• [Task description] Check every line of the entries for "JSON", and copy the lines that hold it.

• [Records for the exercise]
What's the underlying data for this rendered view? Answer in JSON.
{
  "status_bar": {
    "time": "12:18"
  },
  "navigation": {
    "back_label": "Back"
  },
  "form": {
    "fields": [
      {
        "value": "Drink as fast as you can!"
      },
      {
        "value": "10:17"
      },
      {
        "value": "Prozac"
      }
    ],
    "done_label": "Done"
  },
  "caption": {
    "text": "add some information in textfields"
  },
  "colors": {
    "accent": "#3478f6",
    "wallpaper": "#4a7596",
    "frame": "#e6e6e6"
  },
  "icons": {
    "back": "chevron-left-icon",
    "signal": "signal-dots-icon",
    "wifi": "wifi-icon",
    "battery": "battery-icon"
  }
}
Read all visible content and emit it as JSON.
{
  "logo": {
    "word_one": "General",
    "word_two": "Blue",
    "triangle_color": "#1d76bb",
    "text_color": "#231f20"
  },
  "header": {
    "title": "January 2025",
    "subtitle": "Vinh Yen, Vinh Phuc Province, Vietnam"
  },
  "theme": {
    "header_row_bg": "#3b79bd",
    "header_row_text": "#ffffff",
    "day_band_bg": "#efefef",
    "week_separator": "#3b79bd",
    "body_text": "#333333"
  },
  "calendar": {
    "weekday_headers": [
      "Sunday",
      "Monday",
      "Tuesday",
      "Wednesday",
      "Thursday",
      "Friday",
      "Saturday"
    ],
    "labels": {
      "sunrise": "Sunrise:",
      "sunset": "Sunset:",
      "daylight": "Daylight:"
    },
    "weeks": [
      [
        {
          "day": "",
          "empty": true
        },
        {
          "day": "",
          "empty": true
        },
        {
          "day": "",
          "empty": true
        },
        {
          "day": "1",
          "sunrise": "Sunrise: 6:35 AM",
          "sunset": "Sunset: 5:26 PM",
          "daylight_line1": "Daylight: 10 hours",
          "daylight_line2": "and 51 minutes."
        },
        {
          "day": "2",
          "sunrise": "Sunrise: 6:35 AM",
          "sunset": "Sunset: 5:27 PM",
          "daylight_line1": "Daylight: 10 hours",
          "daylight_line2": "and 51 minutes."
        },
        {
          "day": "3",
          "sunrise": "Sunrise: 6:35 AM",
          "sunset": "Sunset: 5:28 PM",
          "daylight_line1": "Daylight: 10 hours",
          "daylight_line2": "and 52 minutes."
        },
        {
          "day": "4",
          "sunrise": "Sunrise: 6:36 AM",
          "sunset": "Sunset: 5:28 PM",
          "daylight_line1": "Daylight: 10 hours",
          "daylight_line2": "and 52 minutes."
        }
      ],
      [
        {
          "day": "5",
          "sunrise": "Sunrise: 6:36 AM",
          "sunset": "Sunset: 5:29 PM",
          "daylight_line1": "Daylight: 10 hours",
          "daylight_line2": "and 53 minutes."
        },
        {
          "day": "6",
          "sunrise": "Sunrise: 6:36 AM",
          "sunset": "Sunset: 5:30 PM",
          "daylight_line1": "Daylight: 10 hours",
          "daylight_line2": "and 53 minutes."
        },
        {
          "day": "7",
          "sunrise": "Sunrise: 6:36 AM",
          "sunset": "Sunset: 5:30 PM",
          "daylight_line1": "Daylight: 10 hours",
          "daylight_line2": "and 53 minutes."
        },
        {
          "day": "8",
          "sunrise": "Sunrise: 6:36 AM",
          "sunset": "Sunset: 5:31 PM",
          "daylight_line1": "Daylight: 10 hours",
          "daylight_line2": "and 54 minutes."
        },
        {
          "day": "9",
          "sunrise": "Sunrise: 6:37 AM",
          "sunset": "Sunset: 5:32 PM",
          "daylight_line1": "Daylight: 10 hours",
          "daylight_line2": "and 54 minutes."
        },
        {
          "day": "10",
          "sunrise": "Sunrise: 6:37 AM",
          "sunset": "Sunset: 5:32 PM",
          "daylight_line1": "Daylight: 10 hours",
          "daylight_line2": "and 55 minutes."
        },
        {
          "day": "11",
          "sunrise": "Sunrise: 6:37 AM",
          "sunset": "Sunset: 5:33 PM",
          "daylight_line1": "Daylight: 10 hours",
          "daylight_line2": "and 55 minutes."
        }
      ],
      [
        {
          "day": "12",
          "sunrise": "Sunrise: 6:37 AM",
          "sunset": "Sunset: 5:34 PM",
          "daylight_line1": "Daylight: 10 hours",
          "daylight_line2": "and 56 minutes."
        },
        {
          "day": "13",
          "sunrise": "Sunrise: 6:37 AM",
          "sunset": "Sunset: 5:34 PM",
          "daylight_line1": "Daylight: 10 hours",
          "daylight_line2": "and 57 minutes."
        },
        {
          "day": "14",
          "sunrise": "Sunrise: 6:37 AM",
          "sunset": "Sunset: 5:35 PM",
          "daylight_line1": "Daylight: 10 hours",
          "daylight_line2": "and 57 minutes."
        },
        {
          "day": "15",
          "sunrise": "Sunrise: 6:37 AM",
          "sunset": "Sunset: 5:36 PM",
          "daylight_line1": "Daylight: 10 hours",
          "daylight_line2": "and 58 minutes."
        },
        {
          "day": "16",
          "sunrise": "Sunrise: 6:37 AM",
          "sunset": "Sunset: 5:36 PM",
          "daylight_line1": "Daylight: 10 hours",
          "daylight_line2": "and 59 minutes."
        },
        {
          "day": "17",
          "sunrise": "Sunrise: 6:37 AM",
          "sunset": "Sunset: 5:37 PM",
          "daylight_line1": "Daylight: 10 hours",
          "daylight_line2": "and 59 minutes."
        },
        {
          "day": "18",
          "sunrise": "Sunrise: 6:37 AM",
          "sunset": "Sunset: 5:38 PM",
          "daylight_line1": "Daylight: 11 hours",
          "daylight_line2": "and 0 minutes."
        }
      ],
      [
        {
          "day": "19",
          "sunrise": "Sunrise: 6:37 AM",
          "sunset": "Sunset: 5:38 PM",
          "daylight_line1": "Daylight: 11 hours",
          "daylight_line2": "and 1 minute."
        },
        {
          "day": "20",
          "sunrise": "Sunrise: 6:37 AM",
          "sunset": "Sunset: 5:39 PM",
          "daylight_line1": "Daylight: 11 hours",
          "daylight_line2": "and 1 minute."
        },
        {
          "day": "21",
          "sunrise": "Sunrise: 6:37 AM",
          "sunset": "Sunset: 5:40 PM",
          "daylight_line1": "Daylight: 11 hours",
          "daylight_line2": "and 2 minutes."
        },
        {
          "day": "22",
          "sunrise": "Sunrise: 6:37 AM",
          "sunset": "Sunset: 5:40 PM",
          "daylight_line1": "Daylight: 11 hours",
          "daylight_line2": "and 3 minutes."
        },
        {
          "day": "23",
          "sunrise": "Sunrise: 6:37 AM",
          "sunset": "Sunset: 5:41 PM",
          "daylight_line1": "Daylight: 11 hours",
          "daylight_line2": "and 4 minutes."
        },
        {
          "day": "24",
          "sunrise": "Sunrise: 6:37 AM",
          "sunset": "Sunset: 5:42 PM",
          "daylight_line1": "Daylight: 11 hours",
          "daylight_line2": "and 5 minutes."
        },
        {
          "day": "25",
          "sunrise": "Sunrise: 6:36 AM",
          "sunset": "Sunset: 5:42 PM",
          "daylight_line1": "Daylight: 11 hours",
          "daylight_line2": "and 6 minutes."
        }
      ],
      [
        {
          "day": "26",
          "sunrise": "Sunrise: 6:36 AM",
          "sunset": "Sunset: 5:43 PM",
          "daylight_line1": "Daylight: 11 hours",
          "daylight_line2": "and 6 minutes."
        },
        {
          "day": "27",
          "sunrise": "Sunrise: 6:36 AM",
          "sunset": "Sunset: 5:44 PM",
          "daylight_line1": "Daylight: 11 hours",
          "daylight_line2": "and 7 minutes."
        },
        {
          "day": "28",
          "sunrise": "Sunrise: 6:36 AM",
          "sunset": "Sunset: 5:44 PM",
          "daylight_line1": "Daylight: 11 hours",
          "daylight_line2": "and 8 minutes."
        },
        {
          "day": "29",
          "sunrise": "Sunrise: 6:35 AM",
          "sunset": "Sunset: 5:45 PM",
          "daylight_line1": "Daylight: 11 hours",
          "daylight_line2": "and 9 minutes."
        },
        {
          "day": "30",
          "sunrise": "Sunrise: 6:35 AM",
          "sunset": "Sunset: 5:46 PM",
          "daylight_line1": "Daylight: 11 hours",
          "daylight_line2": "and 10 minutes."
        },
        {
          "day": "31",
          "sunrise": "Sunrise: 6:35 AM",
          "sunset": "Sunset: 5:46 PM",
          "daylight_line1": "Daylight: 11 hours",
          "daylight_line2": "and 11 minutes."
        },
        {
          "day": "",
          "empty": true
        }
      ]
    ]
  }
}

• [Expected answer]
What's the underlying data for this rendered view? Answer in JSON.
Read all visible content and emit it as JSON.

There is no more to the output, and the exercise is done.